What you are asked to do.
Write down exactly what lies from the line containing "Give me the" to the end of the records, inclusive, and omit the pictures.

Element data from apps and pages
=== Section Start ===

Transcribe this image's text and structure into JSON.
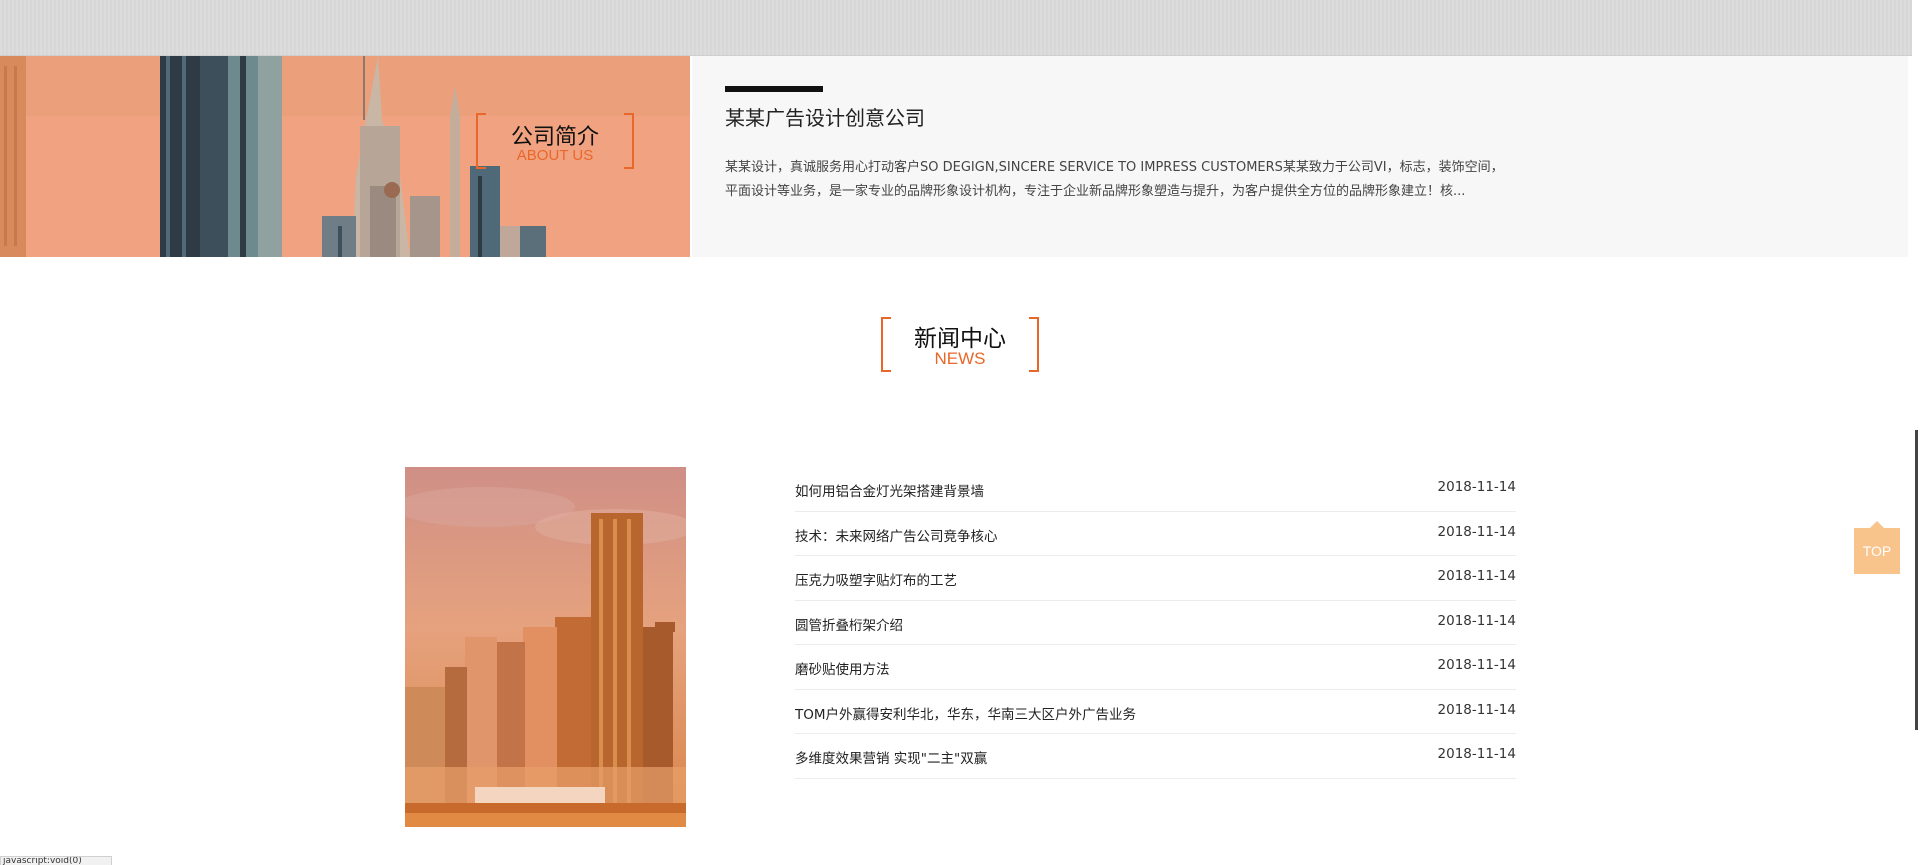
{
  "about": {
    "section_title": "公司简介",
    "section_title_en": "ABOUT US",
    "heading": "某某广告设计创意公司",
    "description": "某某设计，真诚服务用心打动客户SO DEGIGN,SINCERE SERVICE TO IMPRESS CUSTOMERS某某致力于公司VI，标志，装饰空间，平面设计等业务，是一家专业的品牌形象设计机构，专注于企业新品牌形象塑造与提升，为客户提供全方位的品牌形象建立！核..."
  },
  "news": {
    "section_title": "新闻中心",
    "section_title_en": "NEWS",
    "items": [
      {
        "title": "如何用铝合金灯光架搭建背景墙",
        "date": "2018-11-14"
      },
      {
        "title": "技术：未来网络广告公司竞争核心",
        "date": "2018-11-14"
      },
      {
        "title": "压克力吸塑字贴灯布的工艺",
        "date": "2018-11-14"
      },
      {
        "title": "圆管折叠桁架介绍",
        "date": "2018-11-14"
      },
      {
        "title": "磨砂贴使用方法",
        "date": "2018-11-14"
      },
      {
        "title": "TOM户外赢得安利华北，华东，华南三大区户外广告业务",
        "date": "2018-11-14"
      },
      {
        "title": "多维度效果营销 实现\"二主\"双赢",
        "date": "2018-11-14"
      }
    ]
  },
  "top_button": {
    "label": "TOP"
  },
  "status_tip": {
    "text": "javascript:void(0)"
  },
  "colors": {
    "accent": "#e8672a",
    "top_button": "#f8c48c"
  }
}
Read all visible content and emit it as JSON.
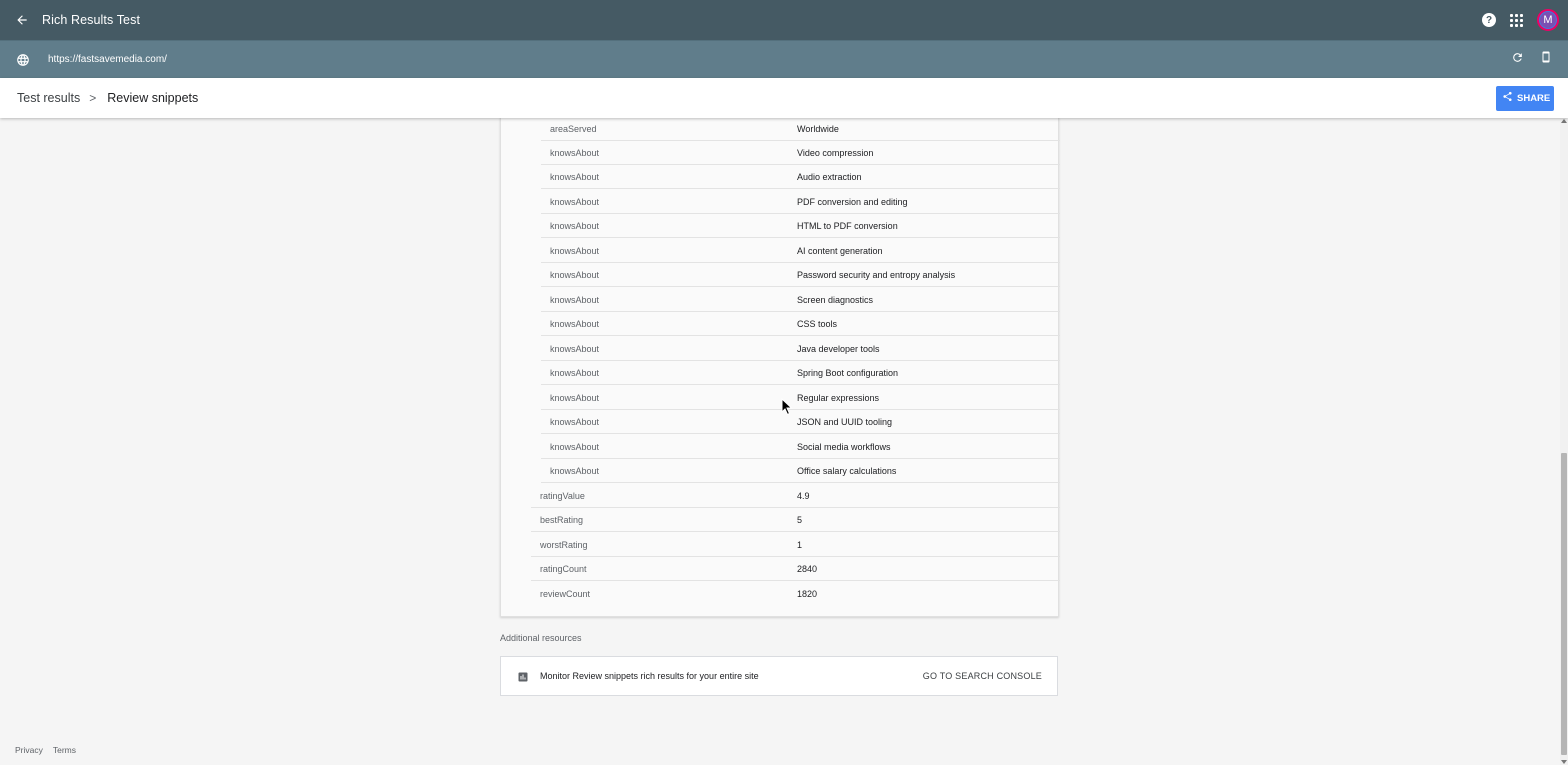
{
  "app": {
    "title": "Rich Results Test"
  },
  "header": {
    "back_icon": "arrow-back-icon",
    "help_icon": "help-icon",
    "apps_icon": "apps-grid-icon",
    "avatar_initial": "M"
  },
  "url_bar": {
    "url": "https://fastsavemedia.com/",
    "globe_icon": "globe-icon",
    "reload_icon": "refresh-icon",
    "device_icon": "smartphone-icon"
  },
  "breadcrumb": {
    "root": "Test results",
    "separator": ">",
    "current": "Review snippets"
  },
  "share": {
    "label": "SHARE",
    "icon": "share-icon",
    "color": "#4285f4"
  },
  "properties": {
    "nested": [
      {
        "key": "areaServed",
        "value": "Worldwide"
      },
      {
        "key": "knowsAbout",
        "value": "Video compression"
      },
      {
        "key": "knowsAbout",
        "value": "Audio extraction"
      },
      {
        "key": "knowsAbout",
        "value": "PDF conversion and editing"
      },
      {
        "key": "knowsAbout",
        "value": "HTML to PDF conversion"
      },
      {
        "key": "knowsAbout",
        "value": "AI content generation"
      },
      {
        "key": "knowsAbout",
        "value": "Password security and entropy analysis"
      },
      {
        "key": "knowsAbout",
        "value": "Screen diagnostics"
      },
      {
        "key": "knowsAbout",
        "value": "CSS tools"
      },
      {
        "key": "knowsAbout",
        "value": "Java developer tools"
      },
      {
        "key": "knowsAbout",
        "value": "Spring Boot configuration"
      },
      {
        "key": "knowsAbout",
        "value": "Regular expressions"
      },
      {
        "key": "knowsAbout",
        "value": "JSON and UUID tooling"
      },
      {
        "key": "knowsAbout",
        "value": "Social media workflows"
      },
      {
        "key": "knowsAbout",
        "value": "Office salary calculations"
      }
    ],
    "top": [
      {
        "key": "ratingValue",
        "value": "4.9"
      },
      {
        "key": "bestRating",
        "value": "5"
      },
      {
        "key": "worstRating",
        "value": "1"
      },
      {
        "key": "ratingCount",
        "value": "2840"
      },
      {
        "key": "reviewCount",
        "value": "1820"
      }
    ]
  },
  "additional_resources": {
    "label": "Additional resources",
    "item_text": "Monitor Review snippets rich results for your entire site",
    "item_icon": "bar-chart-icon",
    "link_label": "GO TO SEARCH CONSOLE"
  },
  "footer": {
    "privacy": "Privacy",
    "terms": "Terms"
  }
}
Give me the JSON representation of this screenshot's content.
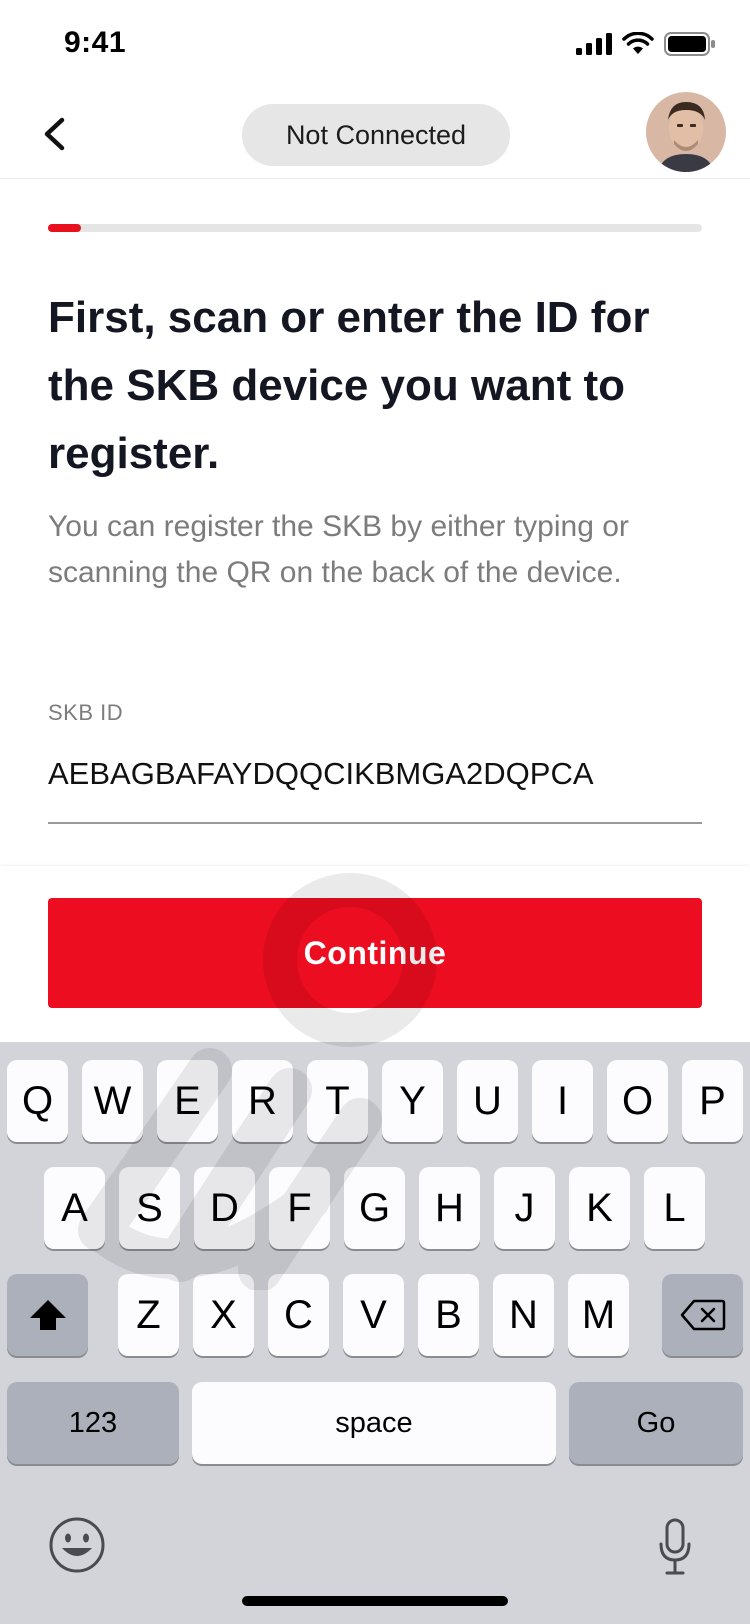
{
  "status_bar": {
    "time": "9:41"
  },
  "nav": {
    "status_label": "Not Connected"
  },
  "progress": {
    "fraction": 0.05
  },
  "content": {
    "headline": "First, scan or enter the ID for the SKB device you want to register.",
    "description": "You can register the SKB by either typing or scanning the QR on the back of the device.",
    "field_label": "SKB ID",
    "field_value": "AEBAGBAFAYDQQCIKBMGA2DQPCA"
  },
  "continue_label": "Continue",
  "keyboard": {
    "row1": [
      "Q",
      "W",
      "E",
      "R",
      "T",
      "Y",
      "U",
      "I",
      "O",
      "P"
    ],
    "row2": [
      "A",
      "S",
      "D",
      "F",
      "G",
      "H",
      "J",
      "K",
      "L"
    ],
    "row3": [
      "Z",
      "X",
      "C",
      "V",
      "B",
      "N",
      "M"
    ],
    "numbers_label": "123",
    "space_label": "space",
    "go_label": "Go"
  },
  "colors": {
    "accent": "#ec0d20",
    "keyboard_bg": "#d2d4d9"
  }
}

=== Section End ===

Output.
Give me the JSON representation of this screenshot's content.
{
  "status_bar": {
    "time": "9:41"
  },
  "nav": {
    "status_label": "Not Connected"
  },
  "progress": {
    "fraction": 0.05
  },
  "content": {
    "headline": "First, scan or enter the ID for the SKB device you want to register.",
    "description": "You can register the SKB by either typing or scanning the QR on the back of the device.",
    "field_label": "SKB ID",
    "field_value": "AEBAGBAFAYDQQCIKBMGA2DQPCA"
  },
  "continue_label": "Continue",
  "keyboard": {
    "row1": [
      "Q",
      "W",
      "E",
      "R",
      "T",
      "Y",
      "U",
      "I",
      "O",
      "P"
    ],
    "row2": [
      "A",
      "S",
      "D",
      "F",
      "G",
      "H",
      "J",
      "K",
      "L"
    ],
    "row3": [
      "Z",
      "X",
      "C",
      "V",
      "B",
      "N",
      "M"
    ],
    "numbers_label": "123",
    "space_label": "space",
    "go_label": "Go"
  },
  "colors": {
    "accent": "#ec0d20",
    "keyboard_bg": "#d2d4d9"
  }
}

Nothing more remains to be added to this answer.